Semester Semester 2 (Taught over 2 semesters)  
Other staff Dr Alex Maltman, Dr Nick Pearce, Dr Bill Perkins  
Course delivery Lecture   20 Hours 1 HOUR LECTURES  
  Field Work   11 Hours 11 X 2 HOURS  
Assessment Exam   1.5 Hours Written exam.   50%  
  In-course assessment   2 in-course short practical tests.   30%  
  Continuous assessment   Practical notebook.   20%  
  Resit assessment   2 hour practically-based examination   100%  

Brief description
The definition of minerals and their classification will be given. Chemical bonding in minerals will
be described with examples from common mineral types. The atomic structure of the silicate
minerals will be introduced. The distinction of silicate and non-silicate minerals will be given and
the major sub-division of the important rock-forming minerals will be provided. Mineral
identification will form a significant part of this section of the course. The basic understanding of
mineralogy will then be applied to the three major rock groups. The rock cycle will be introduced.

Igneous rocks will be considered as physical and chemical systems. The classification of igneous
rocks will be introduced and their mode of occurrence described. The practical identification and
description of the more common igneous rock types will be emphasised in this section of the
course. The factors which control the evolution of igneous rocks will be described.

Metamorphic rocks will be considered as the products of both heat and pressure. The application
of thermodynamics in metamorphic studies will be introduced. Emphasis will be placed on the
practical description and identification of the more common metamorphic rocks.

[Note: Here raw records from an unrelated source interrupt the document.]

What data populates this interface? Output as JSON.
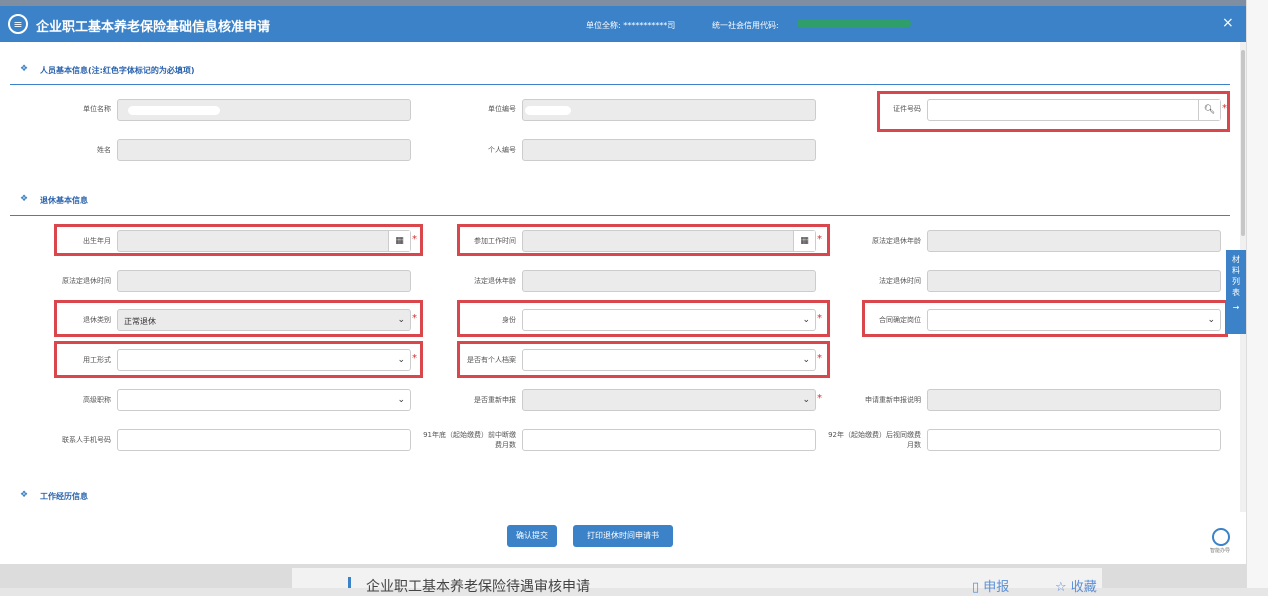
{
  "header": {
    "title": "企业职工基本养老保险基础信息核准申请",
    "unit_full_name": "单位全称: ***********司",
    "credit_code_label": "统一社会信用代码:",
    "close": "×"
  },
  "sections": {
    "person": "人员基本信息(注:红色字体标记的为必填项)",
    "retire": "退休基本信息",
    "work": "工作经历信息"
  },
  "fields": {
    "unit_name": "单位名称",
    "unit_no": "单位编号",
    "id_no": "证件号码",
    "name": "姓名",
    "personal_no": "个人编号",
    "birth": "出生年月",
    "work_start": "参加工作时间",
    "legal_age": "原法定退休年龄",
    "orig_retire_time": "原法定退休时间",
    "legal_retire_age": "法定退休年龄",
    "legal_retire_time": "法定退休时间",
    "retire_type": "退休类别",
    "retire_type_value": "正常退休",
    "identity": "身份",
    "contract_post": "合同确定岗位",
    "employment_form": "用工形式",
    "has_archive": "是否有个人档案",
    "senior_title": "高级职称",
    "resubmit": "是否重新申报",
    "resubmit_desc": "申请重新申报说明",
    "phone": "联系人手机号码",
    "months_91": "91年底（起始缴费）前中断缴费月数",
    "months_92": "92年（起始缴费）后视同缴费月数"
  },
  "buttons": {
    "confirm": "确认提交",
    "print": "打印退休时间申请书"
  },
  "side_tab": "材料列表",
  "help_text": "智能办导",
  "below": {
    "title": "企业职工基本养老保险待遇审核申请",
    "report": "申报",
    "favorite": "收藏"
  },
  "colors": {
    "primary": "#3b82c9",
    "highlight": "#d9464b",
    "required": "#d23030"
  }
}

Sedimentary rocks will be described. The major sub-division of sedimentary rocks into clastic and
carbonate rocks will be explained and the more common examples will be studied in practical
classes. The physical and chemical changes which change unconsolidated sediment into
sedimentary rocks will be outlined. Important sedimentary structures and their application in
sedimentary studies will be described.

Aims of the module
This module aims to provide a training in the systematic description of minerals and rocks which leads to their description and
identification. The module aims to explain the origin of igneous, metamorphic and sedimentary rocks as well as explaining the
links between them.

The student will gain familiarity with the more common minerals and rocks, learn the principles of classification and methods of
identification, and will be able to identify them both in hand-specimen and under the microscope. The student will gain practice
in the systematic description of rocks and minerals and appreciate the importance of practical work in geology. To develop the
basic recording skills required for mineral and rock description and identification. A laboratory notebook will be used
throughout the practical course and collected as part of the assessment.

A basic training will be provided in the application of the petrological microscope in geology.

Reading Lists
** Recommended Text
Duff, D. Holmes' Principles of Physical Geology.. Chapman & Hall.
Earth. W.H. Freeman and Co